  • describe games given a specific focus and showing an adequate use of academic game terms
  • make comparisons between games or parts of games through the use of academic game terms
  • analyze games in relation to various intended uses
  • analyze games from several different gaming preferences
  • be able to choose and combine different academic approaches in order to analyze and interpret games given a specific context
  • identify ethical aspects of a game

Examination form

This is course is graded through four individual written assignments.  There is also a final presentation.  

These written assignments correspond to the four modules of the course:

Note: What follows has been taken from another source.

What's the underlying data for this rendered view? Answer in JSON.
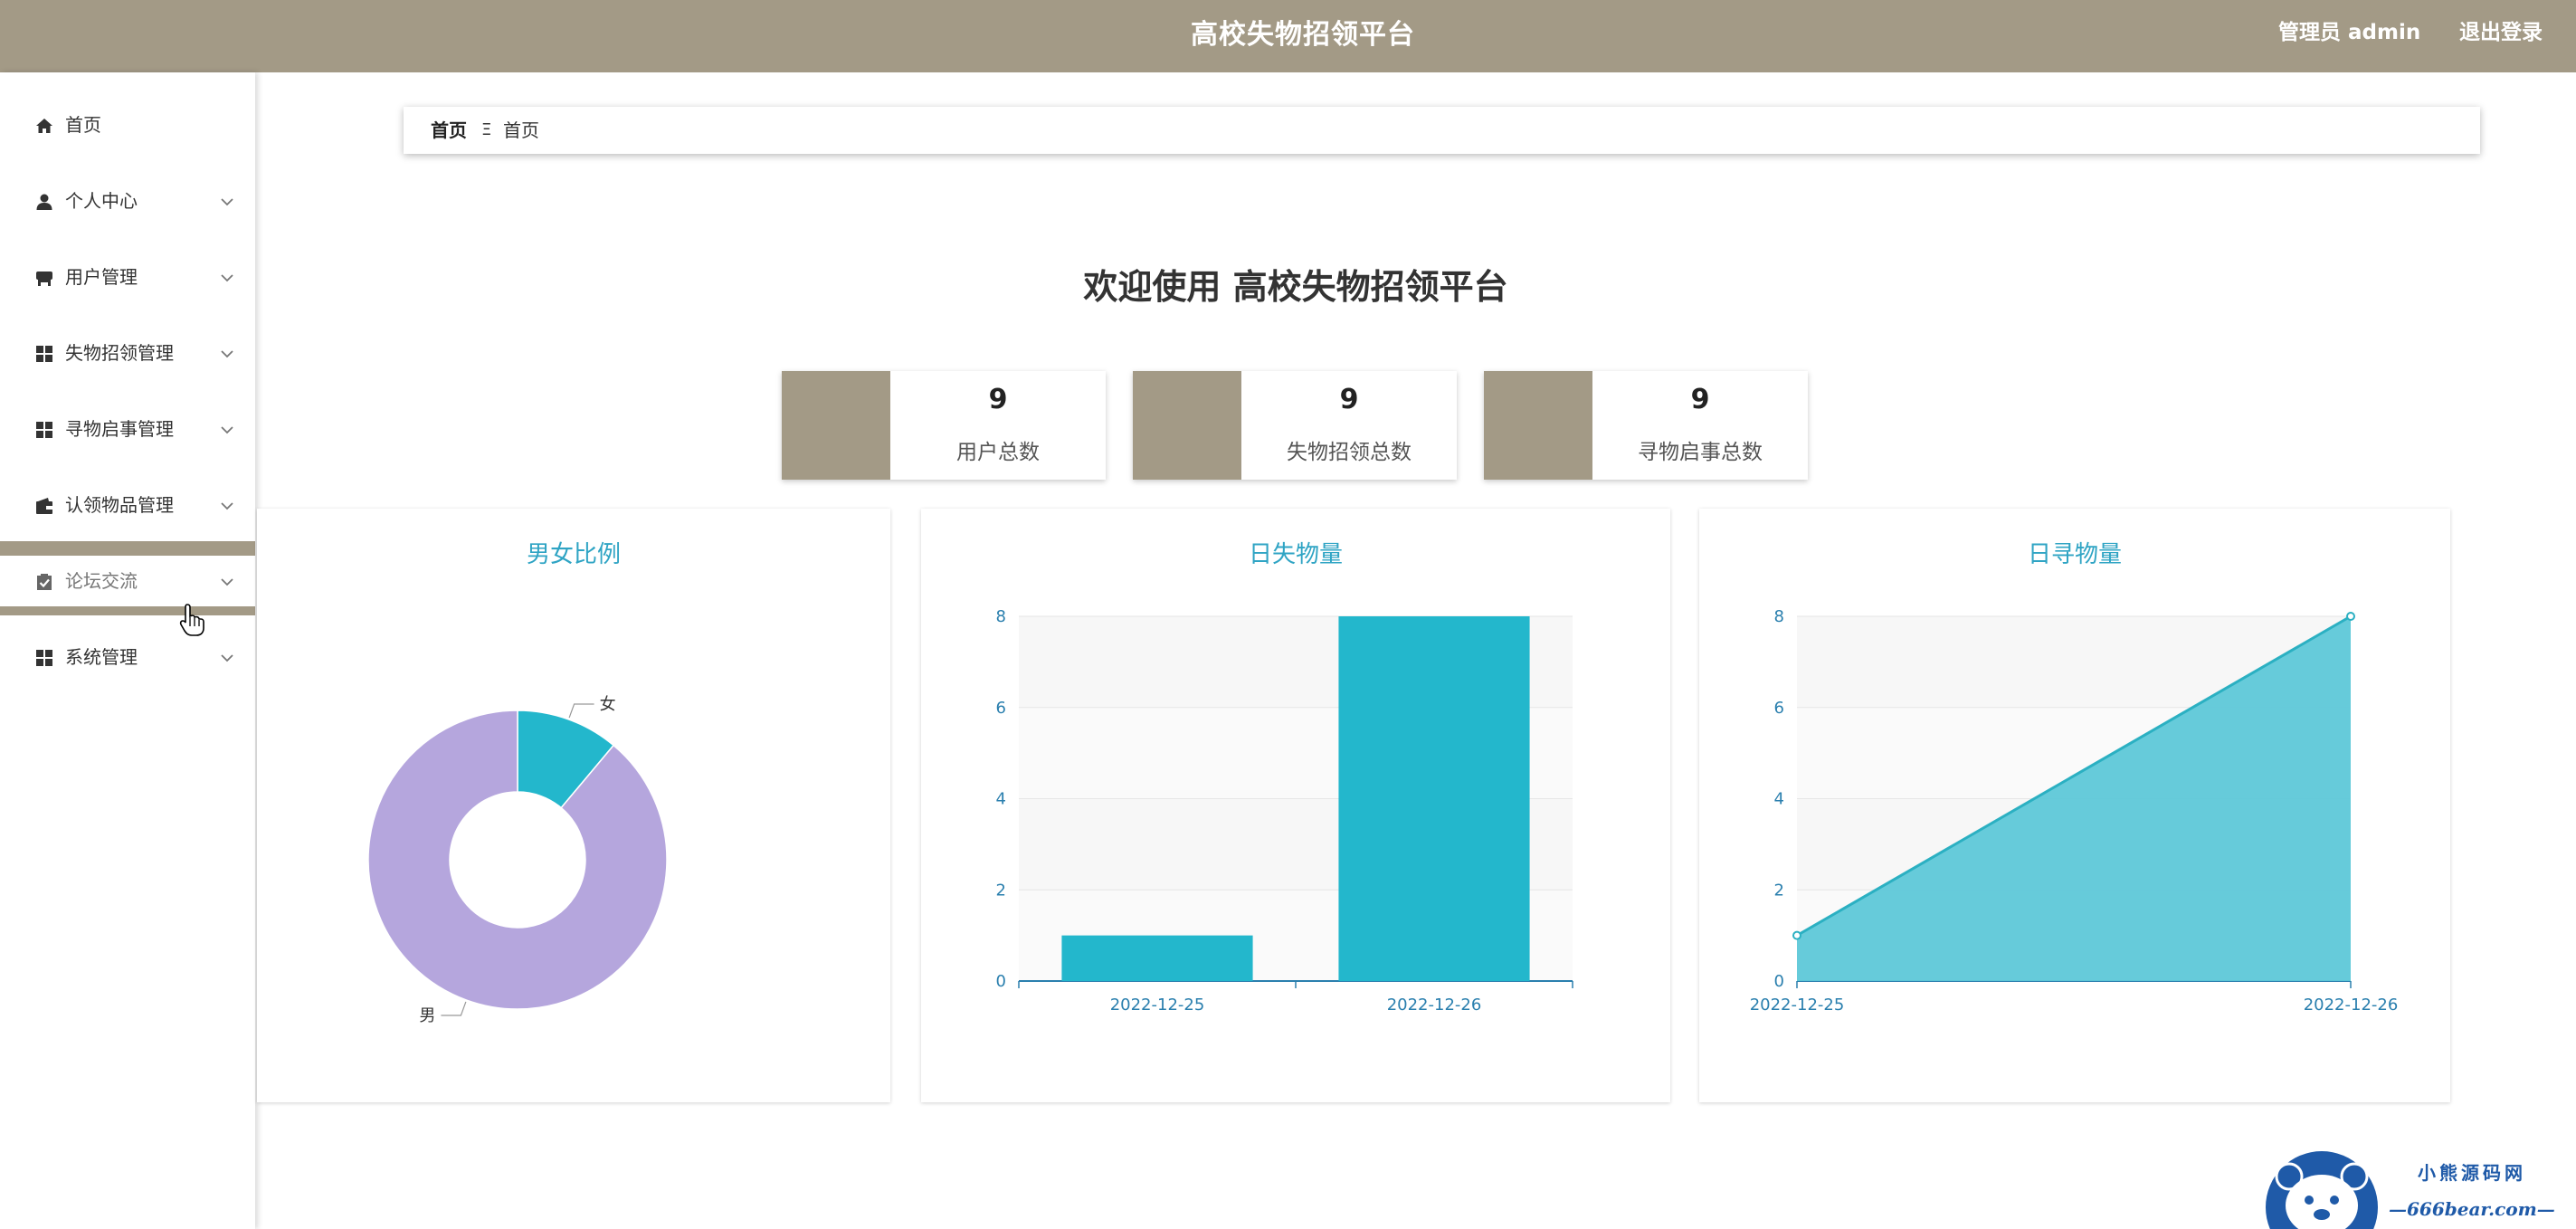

  • Module 1, Analysis.  In this you will define a research question and outline how you intend to answer it.
  • Module 2, Literature Review.  In this you will explore the academic and professional literature and provide the academic context necessary to understand it.
  • Module 3, Research.  In this you will integrate your research question and analysis into a program of research aimed at providing an evidence-based and logically rigourous answer to the question you set yourself in module 1.
  • Module 4, Publication.  In this you will deliver an academic paper that communicates your research to a general public, and then present that paper at the Introduction to Game Research conference.    

The course has the following grades: U, 3, 4, & 5. These grades are also given for each assignment in the course. In order to receive a passing grade on the entire course, a student needs to receive at least a 3 on all assignments. The course grade given will be a weighted average of the grades on the modules.

You can do these assignments by yourself if you like, but the expectation (and very strong recommendation) is that you tackle them with a partner.  The word counts become more reasonable, you get a chance to bounce ideas off of each other, and you can pool your combined knowledge and interests in games.   In rare cases, a group of three may be permitted but their will be an expectation that the quality of insight in all submitted work is much higher.

Course summary:

Date Details Due